How do you legally qualify a business expense?

For a business to legally qualify its activities and write them off as business expenses, certain criteria must be met to ensure that these expenses are indeed deductible according to tax laws. Here’s a general guideline on how businesses can legally qualify their activities for deductions, though specific rules can vary by jurisdiction:

 1. Ordinary and Necessary Expenses:

– Ordinary: An expense is considered “ordinary” if it is common and accepted in your trade or business.

– Necessary: An expense is “necessary” if it is helpful and appropriate for your business, though it doesn’t have to be indispensable.

 2. Directly Related to Business Activities:

Expenses must be directly connected to the business’s operations and the generation of income. For instance, purchasing inventory for resale, advertising costs, and salaries for employees performing business tasks are directly related.

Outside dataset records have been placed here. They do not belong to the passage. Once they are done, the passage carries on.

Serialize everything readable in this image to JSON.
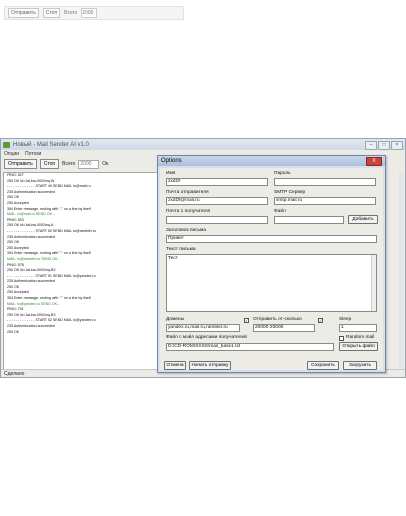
{
  "thumbnail": {
    "send_label": "Отправить",
    "stop_label": "Стоп",
    "total_label": "Всего",
    "total_value": "2000"
  },
  "window": {
    "title": "Новый - Mail Sender AI v1.0",
    "menu": [
      "Опции",
      "Потоки"
    ],
    "toolbar": {
      "send_label": "Отправить",
      "stop_label": "Стоп",
      "total_label": "Всего",
      "total_value": "2000",
      "ok_label": "Ок"
    },
    "log_lines": [
      {
        "text": "PING: 527",
        "color": "#111111"
      },
      {
        "text": "250 OK id=1aUna-0002mq-W",
        "color": "#111111"
      },
      {
        "text": "- - - - - - - - - - - - - START 49 SEND MAIL to@mail.ru",
        "color": "#111111"
      },
      {
        "text": "235 Authentication succeeded",
        "color": "#111111"
      },
      {
        "text": "250 OK",
        "color": "#111111"
      },
      {
        "text": "250 Accepted",
        "color": "#111111"
      },
      {
        "text": "354 Enter message, ending with \".\" on a line by itself",
        "color": "#111111"
      },
      {
        "text": "MAIL: to@mail.ru SEND OK...",
        "color": "#2c8a2c"
      },
      {
        "text": "PING: 503",
        "color": "#111111"
      },
      {
        "text": "250 OK id=1aUna-0002mq-A",
        "color": "#111111"
      },
      {
        "text": "- - - - - - - - - - - - - START 50 SEND MAIL to@rambler.ru",
        "color": "#111111"
      },
      {
        "text": "235 Authentication succeeded",
        "color": "#111111"
      },
      {
        "text": "250 OK",
        "color": "#111111"
      },
      {
        "text": "250 Accepted",
        "color": "#111111"
      },
      {
        "text": "354 Enter message, ending with \".\" on a line by itself",
        "color": "#111111"
      },
      {
        "text": "MAIL: to@rambler.ru SEND OK...",
        "color": "#2c8a2c"
      },
      {
        "text": "PING: 578",
        "color": "#111111"
      },
      {
        "text": "250 OK id=1aUna-0002mq-B2",
        "color": "#111111"
      },
      {
        "text": "- - - - - - - - - - - - - START 51 SEND MAIL to@yandex.ru",
        "color": "#111111"
      },
      {
        "text": "235 Authentication succeeded",
        "color": "#111111"
      },
      {
        "text": "250 OK",
        "color": "#111111"
      },
      {
        "text": "250 Accepted",
        "color": "#111111"
      },
      {
        "text": "354 Enter message, ending with \".\" on a line by itself",
        "color": "#111111"
      },
      {
        "text": "MAIL: to@yandex.ru SEND OK...",
        "color": "#2c8a2c"
      },
      {
        "text": "PING: 701",
        "color": "#111111"
      },
      {
        "text": "250 OK id=1aUna-0002mq-B3",
        "color": "#111111"
      },
      {
        "text": "- - - - - - - - - - - - - START 52 SEND MAIL to@yandex.ru",
        "color": "#111111"
      },
      {
        "text": "235 Authentication succeeded",
        "color": "#111111"
      },
      {
        "text": "250 OK",
        "color": "#111111"
      }
    ],
    "status": "Сделано"
  },
  "dialog": {
    "title": "Options",
    "close_label": "X",
    "name_label": "Имя",
    "name_value": "zxdDf",
    "password_label": "Пароль",
    "password_value": "",
    "sender_label": "Почта отправителя",
    "sender_value": "zxdDf@mail.ru",
    "smtp_label": "SMTP Сервер",
    "smtp_value": "smtp.mail.ru",
    "recipient1_label": "Почта 1 получателя",
    "recipient1_value": "",
    "file_label": "Файл",
    "file_value": "",
    "add_label": "Добавить",
    "subject_label": "Заголовок письма",
    "subject_value": "Привет",
    "body_label": "Текст письма",
    "body_value": "Тест",
    "domains_label": "Домены",
    "domains_value": "yandex.ru,mail.ru,rambler.ru",
    "domains_checked": true,
    "send_from_label": "Отправить от-сколько",
    "send_from_value": "20000-20000",
    "send_from_checked": true,
    "sleep_label": "Sleep",
    "sleep_value": "1",
    "random_mail_label": "Random mail",
    "random_mail_checked": false,
    "recipients_file_label": "Файл с мэйл адресами получателей",
    "recipients_file_value": "D:\\CD-ROM\\SSSS\\mail_base1.txt",
    "open_file_label": "Открыть файл",
    "cancel_label": "Отмена",
    "start_send_label": "Начать отправку",
    "save_label": "Сохранить",
    "load_label": "Загрузить"
  }
}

 3. Reasonable Amount:

The expense must be reasonable in amount, meaning it’s not excessively high for the type of expense it is. What’s “reasonable” can depend on the circumstances and industry standards.

 4. Proper Documentation:

Businesses must keep detailed records of their expenses, including receipts, invoices, and documentation that explains the business purpose of the expense. This is crucial for substantiating deductions in case of an audit.

 5. Business Structure Considerations:

The way expenses are deducted can also depend on the business structure (e.g., sole proprietorship, partnership, corporation, LLC). Each structure has specific rules about what can be deducted and how.

 6. Separation of Personal and Business Expenses:

Expenses must be solely for business to be fully deductible. If an expense serves both personal and business purposes, only the portion used for business can be deducted. This requires a clear separation of personal and business finances.

 7. Compliance with Local and Federal Laws:

Businesses must ensure their activities and deductions comply with both local and federal tax laws. This includes following any specific rules or limitations on certain types of deductions (e.g., entertainment expenses, meals, home office).

Real-Life Application:

For example, if a business owner travels to a trade show, the travel costs (e.g., airfare, hotel, meals) can be deductible if the primary purpose of the trip is business-related. The business owner must keep records of the trip’s business activities, such as meetings with potential vendors or clients, and ensure that the expenses are reasonable for the type of travel undertaken.

Conclusion:

Qualifying business activities for deductions requires careful consideration of tax laws and diligent record-keeping. It’s often advisable for business owners to consult with tax professionals or accountants to ensure their deductions are legitimate and to optimize their tax situation while remaining compliant with tax regulations.

Researched by: Darren Olayan, 15 February 2024 USA

Add a Comment

Your email address will not be published.